State to Test 70,000 Wells Across Minnesota

Posted at: 11/15/2013 6:51 PM
By: Sean Boswell

(ABC 6 NEWS) -- "If nitrates are present, that usually means you're having a contamination to your water source," said Charles Zawaira, an environmental analyst at the Olmsted County Department of Health.

Nitrates in wells can be caused by a number of things. 

"Pesticides, fertilizers, things of that nature," said Zawaira.

Back in 2011, 62% of wells monitored by the state of Minnesota had "excessive" pollution in them. The main issue was fertilizer. 

"Something happens at a big farm place and a spill happens, and that stuff finds its way into natural water sources, that's gonna have an effect on the levels of those parameters in the water in those regions," said Zawaira.

However, not all wells are on farms. 

"The water is still tested at least once a year and in the last 20 years we have never had a bad report on our well water,” said Roxanne Ziecina of the Olmsted County Historical Society.

The historical society uses well water for nearly everything but drinking.

"The wells are chlorinated at least once a year. That means you put chlorine down and let it sit and flush all of the piping that takes care of bacteria contamination," said Ziecina.

Zawaira says, of the samples tested in Olmsted County, only 10% were unsafe to drink from. He says kids are most at risk when it comes to unsafe water. 

“You could potentially see problems in babies and infants if they were to consume water that had nitrates in it," said Zawaira.

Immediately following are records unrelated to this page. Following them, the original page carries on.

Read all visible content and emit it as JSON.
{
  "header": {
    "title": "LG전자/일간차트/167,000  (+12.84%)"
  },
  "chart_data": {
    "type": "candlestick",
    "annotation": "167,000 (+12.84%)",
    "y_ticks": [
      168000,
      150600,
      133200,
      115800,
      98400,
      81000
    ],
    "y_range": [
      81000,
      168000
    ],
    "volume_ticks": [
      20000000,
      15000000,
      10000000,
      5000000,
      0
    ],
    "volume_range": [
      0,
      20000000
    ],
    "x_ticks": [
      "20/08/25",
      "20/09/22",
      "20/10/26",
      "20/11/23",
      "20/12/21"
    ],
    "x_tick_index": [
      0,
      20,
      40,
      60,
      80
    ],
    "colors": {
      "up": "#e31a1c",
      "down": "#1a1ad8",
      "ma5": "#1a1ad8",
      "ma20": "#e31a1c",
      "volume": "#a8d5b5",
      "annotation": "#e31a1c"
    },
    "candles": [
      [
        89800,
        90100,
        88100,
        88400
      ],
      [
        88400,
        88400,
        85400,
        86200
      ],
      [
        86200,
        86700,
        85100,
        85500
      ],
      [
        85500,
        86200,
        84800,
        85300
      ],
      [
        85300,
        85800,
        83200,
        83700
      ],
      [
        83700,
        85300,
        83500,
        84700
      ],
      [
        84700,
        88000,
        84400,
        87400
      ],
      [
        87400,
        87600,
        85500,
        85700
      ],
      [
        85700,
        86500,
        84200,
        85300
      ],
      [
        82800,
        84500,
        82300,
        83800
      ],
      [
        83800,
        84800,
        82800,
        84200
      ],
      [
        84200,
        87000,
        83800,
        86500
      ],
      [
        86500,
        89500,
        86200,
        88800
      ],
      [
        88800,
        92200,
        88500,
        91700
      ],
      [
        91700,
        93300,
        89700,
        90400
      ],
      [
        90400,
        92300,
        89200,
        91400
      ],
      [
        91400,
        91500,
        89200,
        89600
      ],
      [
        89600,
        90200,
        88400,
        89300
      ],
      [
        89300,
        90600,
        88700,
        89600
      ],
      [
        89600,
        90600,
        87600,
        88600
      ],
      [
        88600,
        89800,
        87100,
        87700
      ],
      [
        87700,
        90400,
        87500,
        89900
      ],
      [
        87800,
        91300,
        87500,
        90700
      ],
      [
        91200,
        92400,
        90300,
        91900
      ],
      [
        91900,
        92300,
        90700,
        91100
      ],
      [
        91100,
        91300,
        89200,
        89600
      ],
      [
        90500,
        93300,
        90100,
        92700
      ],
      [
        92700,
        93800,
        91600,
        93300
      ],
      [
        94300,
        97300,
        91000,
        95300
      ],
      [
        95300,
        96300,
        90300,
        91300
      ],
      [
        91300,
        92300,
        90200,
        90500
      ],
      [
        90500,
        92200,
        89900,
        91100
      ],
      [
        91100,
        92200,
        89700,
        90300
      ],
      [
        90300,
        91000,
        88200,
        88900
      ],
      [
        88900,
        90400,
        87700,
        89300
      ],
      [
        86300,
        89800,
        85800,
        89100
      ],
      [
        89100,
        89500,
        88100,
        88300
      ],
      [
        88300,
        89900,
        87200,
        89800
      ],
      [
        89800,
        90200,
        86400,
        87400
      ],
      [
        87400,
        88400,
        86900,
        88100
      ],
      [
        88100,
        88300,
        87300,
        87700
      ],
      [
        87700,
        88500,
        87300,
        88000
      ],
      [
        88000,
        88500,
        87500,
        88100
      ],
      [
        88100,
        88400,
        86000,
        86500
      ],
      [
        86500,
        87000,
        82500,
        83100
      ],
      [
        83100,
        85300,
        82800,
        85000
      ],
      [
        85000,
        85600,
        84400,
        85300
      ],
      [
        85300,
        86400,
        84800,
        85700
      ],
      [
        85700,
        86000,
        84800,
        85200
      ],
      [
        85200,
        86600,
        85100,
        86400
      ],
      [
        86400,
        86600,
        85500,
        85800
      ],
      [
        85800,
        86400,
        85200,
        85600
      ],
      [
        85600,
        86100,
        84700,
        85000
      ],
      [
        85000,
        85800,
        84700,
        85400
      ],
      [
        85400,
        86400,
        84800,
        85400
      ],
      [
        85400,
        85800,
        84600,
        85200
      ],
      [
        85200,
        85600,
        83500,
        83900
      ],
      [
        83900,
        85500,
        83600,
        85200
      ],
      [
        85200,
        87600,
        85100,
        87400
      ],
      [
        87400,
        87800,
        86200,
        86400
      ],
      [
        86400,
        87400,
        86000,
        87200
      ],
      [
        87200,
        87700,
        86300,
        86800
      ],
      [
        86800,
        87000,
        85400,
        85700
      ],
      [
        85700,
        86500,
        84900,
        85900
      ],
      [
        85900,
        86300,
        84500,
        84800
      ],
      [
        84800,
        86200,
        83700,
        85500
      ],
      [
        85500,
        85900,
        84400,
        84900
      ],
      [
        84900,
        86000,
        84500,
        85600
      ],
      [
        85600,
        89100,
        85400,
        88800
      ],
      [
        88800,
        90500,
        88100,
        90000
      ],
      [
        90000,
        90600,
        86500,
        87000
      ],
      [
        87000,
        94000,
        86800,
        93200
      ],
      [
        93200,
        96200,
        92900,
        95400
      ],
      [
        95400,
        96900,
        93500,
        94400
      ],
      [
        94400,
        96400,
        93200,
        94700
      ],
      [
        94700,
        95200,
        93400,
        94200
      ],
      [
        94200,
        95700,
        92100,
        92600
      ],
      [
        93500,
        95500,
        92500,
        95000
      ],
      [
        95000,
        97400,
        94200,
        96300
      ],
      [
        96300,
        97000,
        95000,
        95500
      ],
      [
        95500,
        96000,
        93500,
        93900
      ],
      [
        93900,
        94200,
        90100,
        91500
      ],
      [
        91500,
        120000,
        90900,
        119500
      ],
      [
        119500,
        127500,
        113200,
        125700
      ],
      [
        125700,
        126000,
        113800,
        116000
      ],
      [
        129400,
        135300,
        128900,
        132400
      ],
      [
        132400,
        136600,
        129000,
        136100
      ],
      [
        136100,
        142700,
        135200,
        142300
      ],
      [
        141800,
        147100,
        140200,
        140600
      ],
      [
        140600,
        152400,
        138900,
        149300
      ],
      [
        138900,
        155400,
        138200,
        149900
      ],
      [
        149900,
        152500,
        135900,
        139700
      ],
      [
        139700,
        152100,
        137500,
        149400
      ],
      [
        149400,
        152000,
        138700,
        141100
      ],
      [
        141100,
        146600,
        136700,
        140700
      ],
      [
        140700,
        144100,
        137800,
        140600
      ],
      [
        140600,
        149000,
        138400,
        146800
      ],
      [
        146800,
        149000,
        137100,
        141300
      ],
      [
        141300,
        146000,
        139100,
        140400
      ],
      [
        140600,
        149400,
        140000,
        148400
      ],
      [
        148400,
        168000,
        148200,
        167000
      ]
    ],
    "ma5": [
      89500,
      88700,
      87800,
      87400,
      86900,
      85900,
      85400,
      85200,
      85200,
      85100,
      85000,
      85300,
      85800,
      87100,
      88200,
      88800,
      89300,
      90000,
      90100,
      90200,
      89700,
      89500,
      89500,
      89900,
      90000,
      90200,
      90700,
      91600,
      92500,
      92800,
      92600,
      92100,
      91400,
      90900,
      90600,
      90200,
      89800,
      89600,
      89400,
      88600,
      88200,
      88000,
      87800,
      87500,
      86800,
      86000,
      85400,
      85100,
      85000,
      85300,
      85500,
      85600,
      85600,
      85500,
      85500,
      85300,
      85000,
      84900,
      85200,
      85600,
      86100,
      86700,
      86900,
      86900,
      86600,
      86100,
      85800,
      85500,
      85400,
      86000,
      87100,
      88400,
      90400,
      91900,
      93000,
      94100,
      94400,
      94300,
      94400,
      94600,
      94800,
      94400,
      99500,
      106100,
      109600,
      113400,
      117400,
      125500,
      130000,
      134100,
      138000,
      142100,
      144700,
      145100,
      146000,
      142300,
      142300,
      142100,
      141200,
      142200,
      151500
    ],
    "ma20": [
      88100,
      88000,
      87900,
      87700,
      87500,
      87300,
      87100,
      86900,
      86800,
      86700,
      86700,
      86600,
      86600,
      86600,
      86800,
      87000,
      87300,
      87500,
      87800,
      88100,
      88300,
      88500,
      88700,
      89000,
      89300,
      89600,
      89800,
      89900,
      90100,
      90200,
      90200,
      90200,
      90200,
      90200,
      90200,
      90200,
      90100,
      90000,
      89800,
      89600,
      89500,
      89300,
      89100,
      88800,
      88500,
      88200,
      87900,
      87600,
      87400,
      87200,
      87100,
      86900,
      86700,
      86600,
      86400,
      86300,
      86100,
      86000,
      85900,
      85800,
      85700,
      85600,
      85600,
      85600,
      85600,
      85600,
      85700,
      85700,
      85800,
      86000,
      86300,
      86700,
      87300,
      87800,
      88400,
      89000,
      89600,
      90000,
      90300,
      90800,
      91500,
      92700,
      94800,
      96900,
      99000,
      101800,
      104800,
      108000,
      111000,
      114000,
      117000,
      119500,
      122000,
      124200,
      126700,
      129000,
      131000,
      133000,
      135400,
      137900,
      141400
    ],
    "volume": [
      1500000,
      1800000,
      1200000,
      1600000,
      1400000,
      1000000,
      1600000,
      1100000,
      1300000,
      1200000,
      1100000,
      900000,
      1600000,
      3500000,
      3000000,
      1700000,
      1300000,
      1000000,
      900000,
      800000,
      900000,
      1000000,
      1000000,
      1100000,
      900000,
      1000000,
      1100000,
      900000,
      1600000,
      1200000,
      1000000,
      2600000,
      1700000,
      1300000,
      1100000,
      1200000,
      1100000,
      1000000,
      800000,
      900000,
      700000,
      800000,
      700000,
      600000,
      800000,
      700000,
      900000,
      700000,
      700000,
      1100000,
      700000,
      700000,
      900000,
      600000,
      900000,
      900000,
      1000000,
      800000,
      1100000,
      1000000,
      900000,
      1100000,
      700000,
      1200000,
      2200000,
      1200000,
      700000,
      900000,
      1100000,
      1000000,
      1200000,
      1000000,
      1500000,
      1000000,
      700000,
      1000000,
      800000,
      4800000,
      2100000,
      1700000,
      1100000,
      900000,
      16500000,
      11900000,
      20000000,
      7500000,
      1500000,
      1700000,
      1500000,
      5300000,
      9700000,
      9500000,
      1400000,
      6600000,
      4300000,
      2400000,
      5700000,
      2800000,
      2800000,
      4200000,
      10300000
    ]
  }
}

Older and shallower wells tend to have the highest nitrate levels. IT is advised to test private wells at least once every three years.